The peptide attaches to the NPR via the thiol group on cysteine. The PSA substrate peptides were mixed with octanethiol at a 1:3 ratio and at a concentration of 50 μM. Octanethiol, with a SAM chain length of 1-2 nm, was used as packing material to manage the distance among the PSA substrate peptides and help to erect the PSA substrate peptide for optimal spatial presentation. Thus, the octanethiol SAM improves access for the protease to bind to the peptides. The peptide solution was incubated with the NPR substrate for 24 hours to ensure a well-ordered self-assembled monolayer (SAM) on the NPR metallic surface. During incubation the sample was kept at 20°C. Before incubation with PSA enzyme, the sample was washed repeatedly with deionized water to ensure that all unattached peptides were removed. Upon washing, the sample was incubated with sample in a Tris-HCl, pH 8.0, 100mM NaCl, and 0.1mM EDTA buffer. Incubation was performed by placing a 100μL drop of the sample on the NPR array. SERS measurements were performed directly after incubation at 1 minute intervals.
LNCaP cells actively secrete PSA into ECF, and the human CML cells K562 are negative for PSA. Both cell lines are maintained in RPMI-1640 with 10% FBS and 1× Pen/Strep, at 37°C with 5% CO2. 10×106 cells were cultured overnight in 10ml fresh media. Media from both cultures were collected and PSA activity was measured by fluorescent methods as described before, and calibrated against commercial PSA (Calbiochem, San Diego, CA). Briefly, the PSA-binding peptides and derivatives with a spacer were chemically synthesized and used to prepare an affinity column, which was used to fractionate PSA in seminal plasma.
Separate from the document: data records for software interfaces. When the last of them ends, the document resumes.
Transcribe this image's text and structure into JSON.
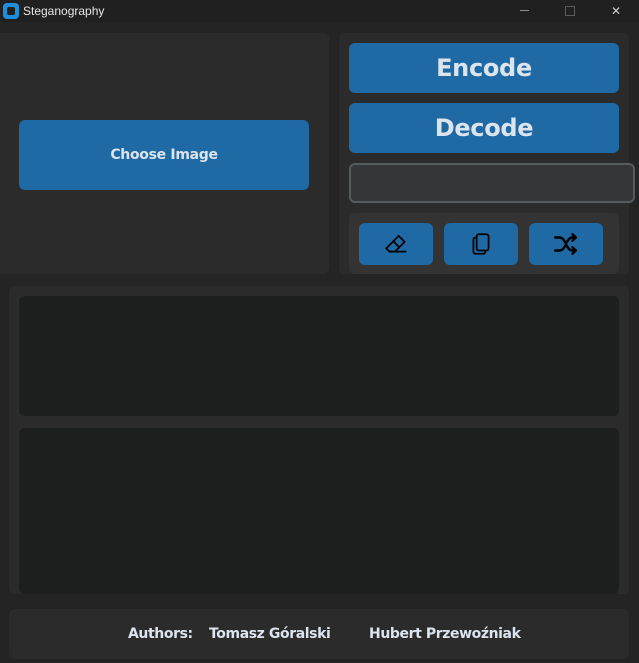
{
  "window": {
    "title": "Steganography",
    "minimize_glyph": "",
    "maximize_glyph": "",
    "close_glyph": "✕"
  },
  "left_panel": {
    "choose_image_label": "Choose Image"
  },
  "right_panel": {
    "encode_label": "Encode",
    "decode_label": "Decode",
    "key_input_value": "",
    "key_input_placeholder": "",
    "tools": [
      {
        "icon": "eraser-icon"
      },
      {
        "icon": "copy-icon"
      },
      {
        "icon": "shuffle-icon"
      }
    ]
  },
  "text_area": {
    "top_value": "",
    "bottom_value": ""
  },
  "footer": {
    "authors_label": "Authors:",
    "author_1": "Tomasz Góralski",
    "author_2": "Hubert Przewoźniak"
  },
  "colors": {
    "accent": "#1f6aa5",
    "window_bg": "#242424",
    "panel_bg": "#2b2b2b",
    "textbox_bg": "#1d1e1e",
    "text": "#dce4ee",
    "app_icon": "#1f8fdd"
  }
}
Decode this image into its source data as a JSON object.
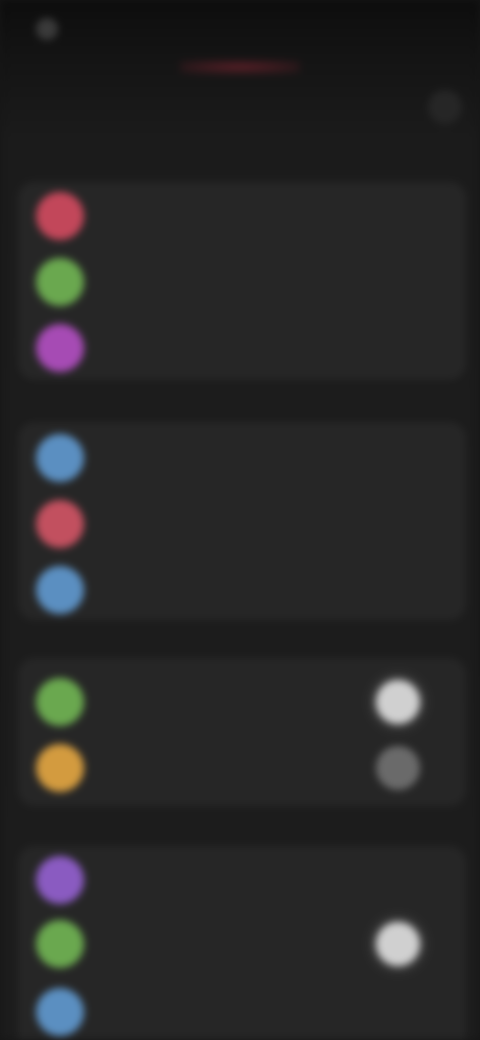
{
  "status_bar": {
    "time": ""
  },
  "header": {
    "title": ""
  },
  "groups": [
    {
      "rows": [
        {
          "label": "",
          "icon": "circle-icon",
          "color": "#c2475a"
        },
        {
          "label": "",
          "icon": "circle-icon",
          "color": "#6aa84f"
        },
        {
          "label": "",
          "icon": "circle-icon",
          "color": "#a64bb4"
        }
      ]
    },
    {
      "rows": [
        {
          "label": "",
          "icon": "circle-icon",
          "color": "#5b8fc1"
        },
        {
          "label": "",
          "icon": "circle-icon",
          "color": "#c2505f"
        },
        {
          "label": "",
          "icon": "circle-icon",
          "color": "#5b8fc1"
        }
      ]
    },
    {
      "rows": [
        {
          "label": "",
          "icon": "circle-icon",
          "color": "#6aa84f",
          "toggle": true,
          "toggle_on": true
        },
        {
          "label": "",
          "icon": "circle-icon",
          "color": "#d39b3f",
          "toggle": true,
          "toggle_on": false
        }
      ]
    },
    {
      "rows": [
        {
          "label": "",
          "icon": "circle-icon",
          "color": "#8a5bc1"
        },
        {
          "label": "",
          "icon": "circle-icon",
          "color": "#6aa84f",
          "toggle": true,
          "toggle_on": true
        },
        {
          "label": "",
          "icon": "circle-icon",
          "color": "#5b8fc1"
        }
      ]
    }
  ]
}
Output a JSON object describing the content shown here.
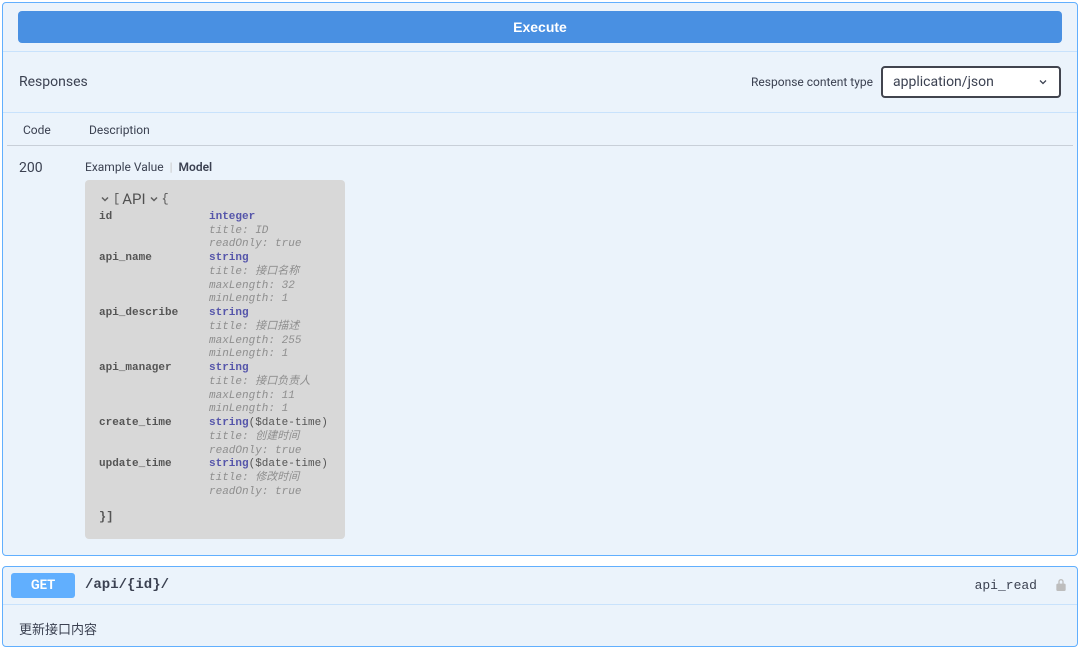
{
  "executeLabel": "Execute",
  "responsesTitle": "Responses",
  "contentTypeLabel": "Response content type",
  "contentTypeValue": "application/json",
  "columns": {
    "code": "Code",
    "description": "Description"
  },
  "response": {
    "code": "200",
    "tabs": {
      "example": "Example Value",
      "model": "Model"
    },
    "model": {
      "name": "API",
      "open": "[",
      "brace": "{",
      "closeRow": "}]",
      "fields": [
        {
          "name": "id",
          "type": "integer",
          "format": "",
          "meta": [
            "title: ID",
            "readOnly: true"
          ]
        },
        {
          "name": "api_name",
          "type": "string",
          "format": "",
          "meta": [
            "title: 接口名称",
            "maxLength: 32",
            "minLength: 1"
          ]
        },
        {
          "name": "api_describe",
          "type": "string",
          "format": "",
          "meta": [
            "title: 接口描述",
            "maxLength: 255",
            "minLength: 1"
          ]
        },
        {
          "name": "api_manager",
          "type": "string",
          "format": "",
          "meta": [
            "title: 接口负责人",
            "maxLength: 11",
            "minLength: 1"
          ]
        },
        {
          "name": "create_time",
          "type": "string",
          "format": "($date-time)",
          "meta": [
            "title: 创建时间",
            "readOnly: true"
          ]
        },
        {
          "name": "update_time",
          "type": "string",
          "format": "($date-time)",
          "meta": [
            "title: 修改时间",
            "readOnly: true"
          ]
        }
      ]
    }
  },
  "getOp": {
    "method": "GET",
    "path": "/api/{id}/",
    "opId": "api_read",
    "desc": "更新接口内容"
  }
}
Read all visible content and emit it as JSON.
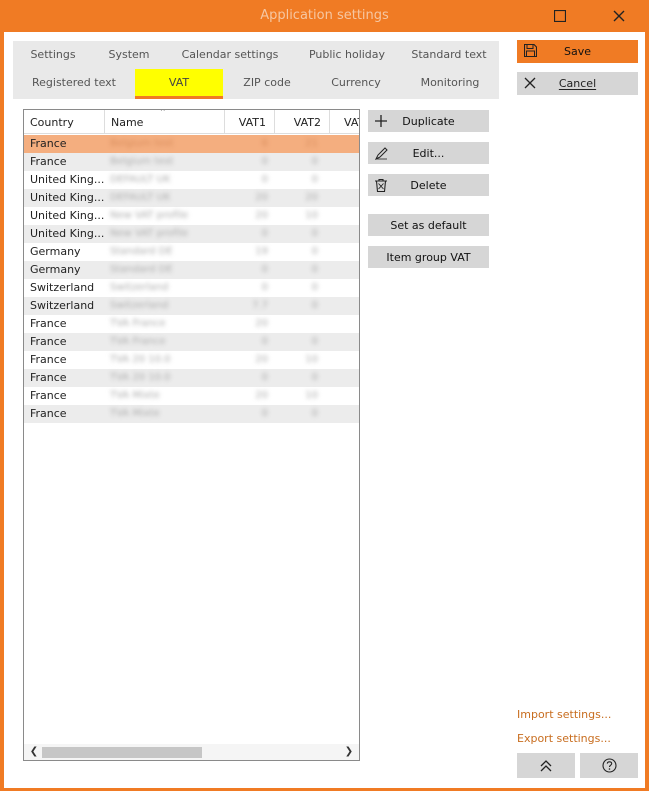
{
  "window": {
    "title": "Application settings"
  },
  "tabs": {
    "row1": [
      "Settings",
      "System",
      "Calendar settings",
      "Public holiday",
      "Standard text"
    ],
    "row2": [
      "Registered text",
      "VAT",
      "ZIP code",
      "Currency",
      "Monitoring"
    ],
    "active": "VAT"
  },
  "grid": {
    "columns": [
      "Country",
      "Name",
      "VAT1",
      "VAT2",
      "VAT"
    ],
    "rows": [
      {
        "country": "France",
        "name": "Belgium test",
        "vat1": "6",
        "vat2": "21"
      },
      {
        "country": "France",
        "name": "Belgium test",
        "vat1": "0",
        "vat2": "0"
      },
      {
        "country": "United King...",
        "name": "DEFAULT UK",
        "vat1": "0",
        "vat2": "0"
      },
      {
        "country": "United King...",
        "name": "DEFAULT UK",
        "vat1": "20",
        "vat2": "20"
      },
      {
        "country": "United King...",
        "name": "New VAT profile",
        "vat1": "20",
        "vat2": "10"
      },
      {
        "country": "United King...",
        "name": "New VAT profile",
        "vat1": "0",
        "vat2": "0"
      },
      {
        "country": "Germany",
        "name": "Standard DE",
        "vat1": "19",
        "vat2": "0"
      },
      {
        "country": "Germany",
        "name": "Standard DE",
        "vat1": "0",
        "vat2": "0"
      },
      {
        "country": "Switzerland",
        "name": "Switzerland",
        "vat1": "0",
        "vat2": "0"
      },
      {
        "country": "Switzerland",
        "name": "Switzerland",
        "vat1": "7.7",
        "vat2": "0"
      },
      {
        "country": "France",
        "name": "TVA France",
        "vat1": "20",
        "vat2": ""
      },
      {
        "country": "France",
        "name": "TVA France",
        "vat1": "0",
        "vat2": "0"
      },
      {
        "country": "France",
        "name": "TVA 20 10.0",
        "vat1": "20",
        "vat2": "10"
      },
      {
        "country": "France",
        "name": "TVA 20 10.0",
        "vat1": "0",
        "vat2": "0"
      },
      {
        "country": "France",
        "name": "TVA Mixte",
        "vat1": "20",
        "vat2": "10"
      },
      {
        "country": "France",
        "name": "TVA Mixte",
        "vat1": "0",
        "vat2": "0"
      }
    ]
  },
  "actions": {
    "duplicate": "Duplicate",
    "edit": "Edit...",
    "delete": "Delete",
    "set_default": "Set as default",
    "item_group_vat": "Item group VAT"
  },
  "side": {
    "save": "Save",
    "cancel": "Cancel",
    "import": "Import settings...",
    "export": "Export settings..."
  },
  "colors": {
    "accent": "#f07b24",
    "active_tab": "#ffff00",
    "selected_row": "#f4ae7f",
    "button": "#d6d6d6"
  }
}
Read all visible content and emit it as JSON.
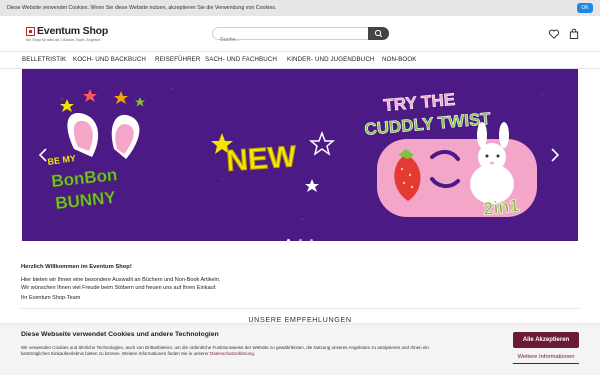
{
  "cookie_bar_top": {
    "text": "Diese Website verwendet Cookies. Wenn Sie diese Website nutzen, akzeptieren Sie die Verwendung von Cookies.",
    "ok_label": "OK"
  },
  "header": {
    "logo_text": "Eventum Shop",
    "logo_tagline": "Ein Shop für alles ab 1 Bücher, Buch. Angebot.",
    "search_placeholder": "Suche...",
    "icons": [
      "search-icon",
      "heart-icon",
      "bag-icon"
    ]
  },
  "nav": {
    "items": [
      "BELLETRISTIK",
      "KOCH- UND BACKBUCH",
      "REISEFÜHRER",
      "SACH- UND FACHBUCH",
      "KINDER- UND JUGENDBUCH",
      "NON-BOOK"
    ]
  },
  "banner": {
    "left_text_top": "BE MY",
    "left_text_mid": "BonBon",
    "left_text_bottom": "BUNNY",
    "center_text": "NEW",
    "right_title_line1": "TRY THE",
    "right_title_line2": "CUDDLY TWIST",
    "right_badge": "2in1",
    "colors": {
      "background": "#4b1a84",
      "yellow": "#f5e400",
      "green": "#7dc33b",
      "pink": "#f3a6c8"
    }
  },
  "welcome": {
    "title": "Herzlich Willkommen im Eventum Shop!",
    "line1": "Hier bieten wir Ihnen eine besondere Auswahl an Büchern und Non-Book Artikeln.",
    "line2": "Wir wünschen Ihnen viel Freude beim Stöbern und freuen uns auf Ihren Einkauf.",
    "signature": "Ihr Eventum Shop-Team"
  },
  "section": {
    "title": "UNSERE EMPFEHLUNGEN"
  },
  "cookie_dialog": {
    "heading": "Diese Webseite verwendet Cookies und andere Technologien",
    "text": "Wir verwenden Cookies und ähnliche Technologien, auch von Drittanbietern, um die ordentliche Funktionsweise der Website zu gewährleisten, die Nutzung unseres Angebotes zu analysieren und Ihnen ein bestmögliches Einkaufserlebnis bieten zu können. Weitere Informationen finden Sie in unserer",
    "link_text": "Datenschutzerklärung",
    "accept_label": "Alle Akzeptieren",
    "more_label": "Weitere Informationen"
  }
}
Proteolytically active PSA was purified to homogeneity from human seminal plasma by column chromatography, eliminating all known PSA complexes and retaining its protease fraction. Cleavage of the substrate peptide immobilized on the NPR nanosensor is performed in a buffer of 50 mM Tris-HCl, pH 8.0, 100 mM NaCl, and 0.1 mM EDTA, and the reaction was monitored in real-time in 37°C. Protease inhibitors (to prevent PSA and Granzyme B degradation) are obtained from CalBiochem and added to the reaction following the manufacturer's instructions, so that the final reaction solution contains 5 μM AEBSF, 4.2 nM Aprotinin, 200 nM Elastatinal and 10 nM GGACK. The concentration of proteolytically active PSA in the PSA reagent has been prepared with a wide range of concentration from 6 pM to 6 nM.
We thank Dr. R. Oulton for useful discussion and help with the manuscript. This work is supported by NSF Nano-scale Science and Engineering Center (CMMI-0751621), NSFSST/Collaborative Research Program (DMI-0427679), and National Institutes of Health (NIH) through NIH Roadmap for Medical Research (PN2EY018228). F. Chen is supported by NHLBI/NIH HL078534 and NCI/NIH R1CA95393-01, DARPA, and UCSF Prostate Cancer SPORE award (NIH Grant P50 CA89520). JAE and Y were supported by P01 CA072006. This work was performed under the auspices of the U.S. Dept. of Energy, at the University of California/Lawrence Berkeley National Laboratory under contract no. DE-AC03-76SF00098.